- Compare evaluation/assessments scores with class grades
It’s important that the scores be compared with the actual grades the student is receiving on assignments, test and quizzes in classes. If for example, math scores are superior but the student’s class grades are average, then something is getting in the way of learning.
- Meet with Evaluator – Some things to consider:
- Be prepared to begin by briefly discussing child’s strengths and then stating your concerns
- Ask to have a discussion regarding subtests both high and low.
- Ask what specific supports would assist in areas of deficit and prepare him/her as they progress through school and into adulthood.
- Discuss strengths and whether there is a need for advanced work to prevent boredom and provide an opportunity for an appropriate challenge.
- Discuss the next step in receiving support in any areas which are below average or are seen as a ‘relative weakness’ compared to other scores. Prepare a bulleted list of questions
- Bring Report to Meeting
- Use post-it notes, highlights, or tabs that allow you to quickly and briefly bring up specific areas of concern
- Bring a list of specific questions.
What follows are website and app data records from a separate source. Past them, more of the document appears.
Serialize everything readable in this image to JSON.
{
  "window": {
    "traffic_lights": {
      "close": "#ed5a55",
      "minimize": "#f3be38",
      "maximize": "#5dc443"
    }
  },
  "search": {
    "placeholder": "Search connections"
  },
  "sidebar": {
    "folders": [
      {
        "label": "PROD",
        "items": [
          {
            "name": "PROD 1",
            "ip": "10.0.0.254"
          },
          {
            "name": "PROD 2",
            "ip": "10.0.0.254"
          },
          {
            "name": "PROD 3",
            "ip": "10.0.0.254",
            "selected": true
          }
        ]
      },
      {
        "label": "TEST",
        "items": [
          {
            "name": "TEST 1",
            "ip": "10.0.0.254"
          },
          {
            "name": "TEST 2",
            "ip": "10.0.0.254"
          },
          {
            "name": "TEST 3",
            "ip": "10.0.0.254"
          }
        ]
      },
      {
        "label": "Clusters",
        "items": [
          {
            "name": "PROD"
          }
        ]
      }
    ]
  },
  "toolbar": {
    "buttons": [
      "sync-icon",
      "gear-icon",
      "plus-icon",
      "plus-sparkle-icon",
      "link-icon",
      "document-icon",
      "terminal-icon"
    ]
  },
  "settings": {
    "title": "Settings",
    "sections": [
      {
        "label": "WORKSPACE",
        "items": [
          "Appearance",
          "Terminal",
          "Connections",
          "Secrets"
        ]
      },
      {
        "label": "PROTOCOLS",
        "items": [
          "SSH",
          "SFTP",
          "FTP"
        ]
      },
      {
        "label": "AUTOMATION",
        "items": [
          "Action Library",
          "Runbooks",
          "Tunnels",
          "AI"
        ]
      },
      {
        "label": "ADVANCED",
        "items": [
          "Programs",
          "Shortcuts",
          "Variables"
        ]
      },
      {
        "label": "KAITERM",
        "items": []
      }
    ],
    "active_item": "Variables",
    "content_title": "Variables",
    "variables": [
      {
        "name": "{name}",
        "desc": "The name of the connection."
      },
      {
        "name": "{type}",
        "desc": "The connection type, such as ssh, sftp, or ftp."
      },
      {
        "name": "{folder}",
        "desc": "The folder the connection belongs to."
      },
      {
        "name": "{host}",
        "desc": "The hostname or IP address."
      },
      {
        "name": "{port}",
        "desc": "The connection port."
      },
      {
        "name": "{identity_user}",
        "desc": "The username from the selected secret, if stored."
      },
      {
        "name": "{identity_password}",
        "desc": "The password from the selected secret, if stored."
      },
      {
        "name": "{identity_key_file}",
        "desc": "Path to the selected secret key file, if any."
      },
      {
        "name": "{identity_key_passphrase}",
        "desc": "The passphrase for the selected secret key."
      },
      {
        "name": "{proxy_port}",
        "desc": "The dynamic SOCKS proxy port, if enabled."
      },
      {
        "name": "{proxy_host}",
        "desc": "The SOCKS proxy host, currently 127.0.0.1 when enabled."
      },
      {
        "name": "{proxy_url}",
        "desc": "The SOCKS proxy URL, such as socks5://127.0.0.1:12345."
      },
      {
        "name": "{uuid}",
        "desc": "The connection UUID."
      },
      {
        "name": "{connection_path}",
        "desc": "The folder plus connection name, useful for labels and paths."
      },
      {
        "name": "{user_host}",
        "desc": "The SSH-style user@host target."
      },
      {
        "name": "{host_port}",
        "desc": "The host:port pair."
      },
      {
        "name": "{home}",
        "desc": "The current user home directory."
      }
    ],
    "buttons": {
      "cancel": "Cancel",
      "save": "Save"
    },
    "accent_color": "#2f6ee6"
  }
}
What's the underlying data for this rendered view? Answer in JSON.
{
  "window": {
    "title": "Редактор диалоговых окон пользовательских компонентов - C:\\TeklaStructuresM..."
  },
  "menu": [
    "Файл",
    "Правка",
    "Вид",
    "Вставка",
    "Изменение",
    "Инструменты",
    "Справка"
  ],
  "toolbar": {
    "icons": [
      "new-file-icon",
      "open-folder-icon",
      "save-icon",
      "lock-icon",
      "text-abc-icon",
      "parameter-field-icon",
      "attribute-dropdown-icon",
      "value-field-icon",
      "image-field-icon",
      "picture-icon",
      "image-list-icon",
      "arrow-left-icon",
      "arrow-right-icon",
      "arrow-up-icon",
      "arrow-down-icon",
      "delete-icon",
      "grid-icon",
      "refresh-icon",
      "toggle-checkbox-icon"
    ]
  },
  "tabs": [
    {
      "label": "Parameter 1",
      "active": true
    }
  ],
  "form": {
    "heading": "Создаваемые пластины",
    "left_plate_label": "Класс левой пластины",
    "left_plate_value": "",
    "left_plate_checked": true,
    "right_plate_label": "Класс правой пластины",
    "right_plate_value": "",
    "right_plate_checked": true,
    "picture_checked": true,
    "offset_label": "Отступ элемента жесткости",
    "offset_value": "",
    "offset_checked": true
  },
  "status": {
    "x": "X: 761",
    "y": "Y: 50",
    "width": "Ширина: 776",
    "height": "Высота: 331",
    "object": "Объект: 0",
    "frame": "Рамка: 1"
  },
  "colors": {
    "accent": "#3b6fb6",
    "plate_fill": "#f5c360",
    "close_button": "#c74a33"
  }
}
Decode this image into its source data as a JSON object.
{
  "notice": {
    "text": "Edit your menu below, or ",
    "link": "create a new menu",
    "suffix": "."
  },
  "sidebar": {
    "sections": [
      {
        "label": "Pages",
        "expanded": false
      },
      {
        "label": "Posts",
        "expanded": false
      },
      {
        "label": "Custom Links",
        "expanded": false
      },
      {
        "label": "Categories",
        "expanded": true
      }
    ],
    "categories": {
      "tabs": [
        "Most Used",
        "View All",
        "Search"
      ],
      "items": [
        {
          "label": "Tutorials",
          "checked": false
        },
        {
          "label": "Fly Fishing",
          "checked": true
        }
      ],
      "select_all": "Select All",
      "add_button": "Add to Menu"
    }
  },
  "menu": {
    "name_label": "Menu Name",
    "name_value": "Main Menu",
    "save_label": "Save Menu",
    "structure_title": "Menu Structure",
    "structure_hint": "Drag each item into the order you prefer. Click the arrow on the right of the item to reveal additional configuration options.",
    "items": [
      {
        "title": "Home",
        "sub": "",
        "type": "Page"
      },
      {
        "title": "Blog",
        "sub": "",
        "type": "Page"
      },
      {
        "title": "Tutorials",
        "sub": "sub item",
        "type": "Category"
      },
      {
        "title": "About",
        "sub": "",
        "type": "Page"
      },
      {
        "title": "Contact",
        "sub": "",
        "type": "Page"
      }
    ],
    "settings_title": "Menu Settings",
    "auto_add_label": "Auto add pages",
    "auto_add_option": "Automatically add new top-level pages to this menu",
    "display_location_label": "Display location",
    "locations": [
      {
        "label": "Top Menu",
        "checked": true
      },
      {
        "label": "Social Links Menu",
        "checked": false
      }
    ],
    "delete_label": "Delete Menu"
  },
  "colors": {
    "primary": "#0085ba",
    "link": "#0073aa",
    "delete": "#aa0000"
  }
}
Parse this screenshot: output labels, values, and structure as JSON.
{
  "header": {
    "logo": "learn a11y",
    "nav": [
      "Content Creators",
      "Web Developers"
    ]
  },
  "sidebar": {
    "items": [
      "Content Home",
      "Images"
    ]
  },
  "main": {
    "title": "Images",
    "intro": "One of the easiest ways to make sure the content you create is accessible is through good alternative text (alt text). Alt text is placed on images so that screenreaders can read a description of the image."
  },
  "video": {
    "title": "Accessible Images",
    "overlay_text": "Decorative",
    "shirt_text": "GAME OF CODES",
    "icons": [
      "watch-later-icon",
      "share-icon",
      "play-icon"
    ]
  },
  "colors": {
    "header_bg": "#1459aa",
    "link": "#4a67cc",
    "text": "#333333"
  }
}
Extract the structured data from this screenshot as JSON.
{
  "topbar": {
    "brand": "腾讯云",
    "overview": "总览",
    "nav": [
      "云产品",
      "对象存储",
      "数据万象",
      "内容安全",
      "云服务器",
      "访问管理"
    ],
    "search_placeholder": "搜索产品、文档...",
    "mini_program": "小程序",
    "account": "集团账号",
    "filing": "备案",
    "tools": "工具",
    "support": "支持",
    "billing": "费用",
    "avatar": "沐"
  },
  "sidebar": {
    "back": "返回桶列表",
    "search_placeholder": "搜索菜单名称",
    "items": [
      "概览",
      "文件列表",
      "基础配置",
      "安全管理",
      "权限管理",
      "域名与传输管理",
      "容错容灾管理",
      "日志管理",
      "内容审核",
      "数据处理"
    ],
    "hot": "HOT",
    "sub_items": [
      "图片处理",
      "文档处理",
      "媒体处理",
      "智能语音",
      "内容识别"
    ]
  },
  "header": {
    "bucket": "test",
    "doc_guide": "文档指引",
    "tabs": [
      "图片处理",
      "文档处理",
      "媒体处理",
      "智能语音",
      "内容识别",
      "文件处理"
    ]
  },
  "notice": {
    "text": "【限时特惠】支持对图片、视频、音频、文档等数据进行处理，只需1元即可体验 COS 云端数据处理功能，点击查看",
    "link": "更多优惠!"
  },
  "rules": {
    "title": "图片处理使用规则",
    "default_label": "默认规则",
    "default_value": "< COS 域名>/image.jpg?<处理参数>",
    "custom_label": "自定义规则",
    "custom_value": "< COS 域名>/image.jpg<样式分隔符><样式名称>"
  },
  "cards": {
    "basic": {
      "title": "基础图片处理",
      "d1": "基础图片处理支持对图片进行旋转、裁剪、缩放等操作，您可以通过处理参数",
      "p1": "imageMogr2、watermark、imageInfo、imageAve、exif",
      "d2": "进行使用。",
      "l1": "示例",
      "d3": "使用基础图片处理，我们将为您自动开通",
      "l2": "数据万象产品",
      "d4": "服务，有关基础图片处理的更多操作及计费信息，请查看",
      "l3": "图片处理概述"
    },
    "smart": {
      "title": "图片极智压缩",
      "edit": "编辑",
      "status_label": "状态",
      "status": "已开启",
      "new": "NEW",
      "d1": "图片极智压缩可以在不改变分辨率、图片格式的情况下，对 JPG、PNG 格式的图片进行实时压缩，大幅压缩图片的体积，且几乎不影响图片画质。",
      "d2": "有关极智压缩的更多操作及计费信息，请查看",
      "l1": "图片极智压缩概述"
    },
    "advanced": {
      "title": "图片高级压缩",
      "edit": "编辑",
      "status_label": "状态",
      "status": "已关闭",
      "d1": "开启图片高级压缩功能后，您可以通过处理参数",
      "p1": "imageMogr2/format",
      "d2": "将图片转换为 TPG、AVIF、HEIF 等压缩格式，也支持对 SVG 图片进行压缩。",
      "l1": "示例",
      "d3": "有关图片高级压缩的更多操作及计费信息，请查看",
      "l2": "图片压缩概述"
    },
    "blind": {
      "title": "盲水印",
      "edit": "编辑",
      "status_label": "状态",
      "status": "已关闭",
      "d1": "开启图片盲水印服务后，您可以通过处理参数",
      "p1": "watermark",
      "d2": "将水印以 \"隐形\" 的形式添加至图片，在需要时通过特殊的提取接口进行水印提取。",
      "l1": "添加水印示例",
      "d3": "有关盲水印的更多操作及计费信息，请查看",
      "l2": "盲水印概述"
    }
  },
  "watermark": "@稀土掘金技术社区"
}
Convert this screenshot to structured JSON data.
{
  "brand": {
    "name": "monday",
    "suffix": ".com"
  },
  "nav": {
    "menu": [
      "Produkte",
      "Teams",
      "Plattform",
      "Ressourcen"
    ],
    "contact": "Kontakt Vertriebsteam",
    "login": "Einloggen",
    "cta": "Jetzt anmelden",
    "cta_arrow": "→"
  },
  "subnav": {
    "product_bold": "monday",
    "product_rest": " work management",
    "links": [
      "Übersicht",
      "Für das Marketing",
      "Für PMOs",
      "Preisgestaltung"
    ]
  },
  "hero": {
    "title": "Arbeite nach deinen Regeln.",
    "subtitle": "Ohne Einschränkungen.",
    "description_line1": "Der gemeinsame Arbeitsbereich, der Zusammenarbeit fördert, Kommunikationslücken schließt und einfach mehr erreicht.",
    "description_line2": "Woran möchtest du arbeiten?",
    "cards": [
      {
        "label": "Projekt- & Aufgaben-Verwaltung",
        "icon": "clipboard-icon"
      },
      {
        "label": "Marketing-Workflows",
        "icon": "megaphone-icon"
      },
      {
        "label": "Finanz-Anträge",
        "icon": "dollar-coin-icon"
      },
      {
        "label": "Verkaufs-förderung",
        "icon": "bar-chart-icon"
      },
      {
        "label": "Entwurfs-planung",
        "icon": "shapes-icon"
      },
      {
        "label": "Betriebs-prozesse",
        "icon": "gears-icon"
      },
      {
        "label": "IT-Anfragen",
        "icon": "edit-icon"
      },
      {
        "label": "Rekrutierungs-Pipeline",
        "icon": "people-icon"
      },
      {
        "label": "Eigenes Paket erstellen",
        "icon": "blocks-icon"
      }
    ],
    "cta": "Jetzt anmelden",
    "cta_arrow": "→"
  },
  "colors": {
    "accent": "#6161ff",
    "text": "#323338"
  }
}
This will need to be as brief as possible and presented in a manner than is not offensive and respects participants professionalism
- If appropriate, develop a list of links for relevant TAA resources; make copies for everyone
- Additional Resources: